6) Read another fifty books. Last year I challenged myself to read fifty books (documented on Goodreads) and I exceded my goal (56!). I want to do that again. But this year, I want at least ten of those fifty books to be non-fiction. You know, for substance. So I'll take any recomendations you can throw my way.
Do you make resolutions? If so, what are they? And did you keep any of last year's?
view of the residential part of the palace from the gardens in back
On our way to Speyer last week, my friends and I stopped in Schwetzingen to tour the palace and its immense gardens. It was gorgeous, but I can't wait to go back in the spring or summertime when the fountains are working and the flowers are in bloom. It must be fantastic! Unfortunately, cameras weren't allowed inside the palace (which was also beautiful, preserved/restored to 18th century rococo style), so the following photos are all taken from outside and in the gardens.
The front of the palace was being restored.
The tour encompassed the personal living areas of the palace (which, although very large, was only a summer home), and was given in German. However, we were provided with transcripts of the information given and could follow along easily enough. After about an hour of wandering through 18th century powder rooms, parlors and studies, we were allowed to walk through the gardens on our own. The gardens are massive! Since we were only passing through on our way to Speyer, we didn't even walk all the way through before it was time for us to leave.
The tour and garden admission was 7 euro (a bargain!), and we were told that in the tourist season tours are also given in English. You can visit the palace website here for the palace's history and information about hours, pricing and special events.
Last Friday a few friends and I drove down to Speyer to see the Cathedral and do some shopping. (We also made a stop in Schwetzingen to tour the palace and gardens, but that's another post.) The weather wasn't at it's greatest, but we still had a great time and managed to get a few good photos. The town was still all dressed up for Christmas -- lights still strung and trees still adorned. There was even a Christmas Market in full swing for Three Kings Day, and I was more than happy to munch on one last steak sandwich for this holiday season.
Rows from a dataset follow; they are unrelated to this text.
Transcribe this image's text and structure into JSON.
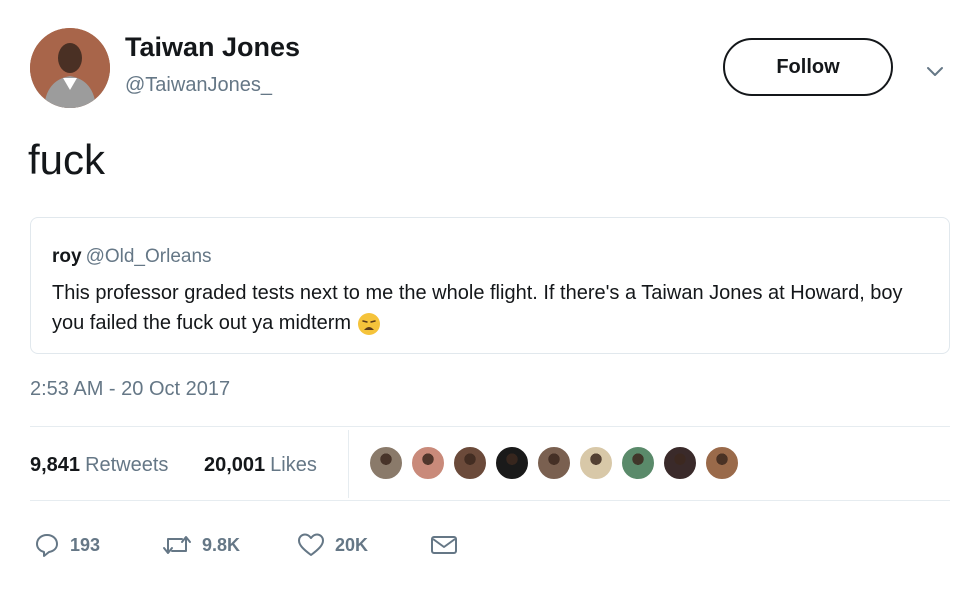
{
  "author": {
    "display_name": "Taiwan Jones",
    "handle": "@TaiwanJones_",
    "avatar_icon": "user-photo-avatar"
  },
  "follow_label": "Follow",
  "menu_icon": "chevron-down-icon",
  "tweet": {
    "text": "fuck",
    "timestamp": "2:53 AM - 20 Oct 2017"
  },
  "quoted_tweet": {
    "name": "roy",
    "handle": "@Old_Orleans",
    "text": "This professor graded tests next to me the whole flight. If there's a Taiwan Jones at Howard, boy you failed the fuck out ya midterm",
    "emoji_icon": "weary-face-emoji"
  },
  "stats": {
    "retweets_count": "9,841",
    "retweets_label": "Retweets",
    "likes_count": "20,001",
    "likes_label": "Likes"
  },
  "likers": [
    {
      "icon": "liker-avatar-1",
      "color": "#8a7a6a"
    },
    {
      "icon": "liker-avatar-2",
      "color": "#c98a7a"
    },
    {
      "icon": "liker-avatar-3",
      "color": "#6b4a3a"
    },
    {
      "icon": "liker-avatar-4",
      "color": "#1a1a1a"
    },
    {
      "icon": "liker-avatar-5",
      "color": "#7a6050"
    },
    {
      "icon": "liker-avatar-6",
      "color": "#d8c8a8"
    },
    {
      "icon": "liker-avatar-7",
      "color": "#5a8a6a"
    },
    {
      "icon": "liker-avatar-8",
      "color": "#3a2a2a"
    },
    {
      "icon": "liker-avatar-9",
      "color": "#9a6a4a"
    }
  ],
  "actions": {
    "reply_count": "193",
    "retweet_count": "9.8K",
    "like_count": "20K"
  },
  "colors": {
    "text": "#14171a",
    "secondary": "#657786",
    "border": "#e1e8ed"
  }
}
Fun facts: Construction on the cathedral began in 1030, at the bequest of Emperor Conrad II, and took 80 years to complete. Measuring 133 meters in length, it is the largest example of Romanesque architecture in Germany. If you're interested in the cathedral's history, you can read about it here and here.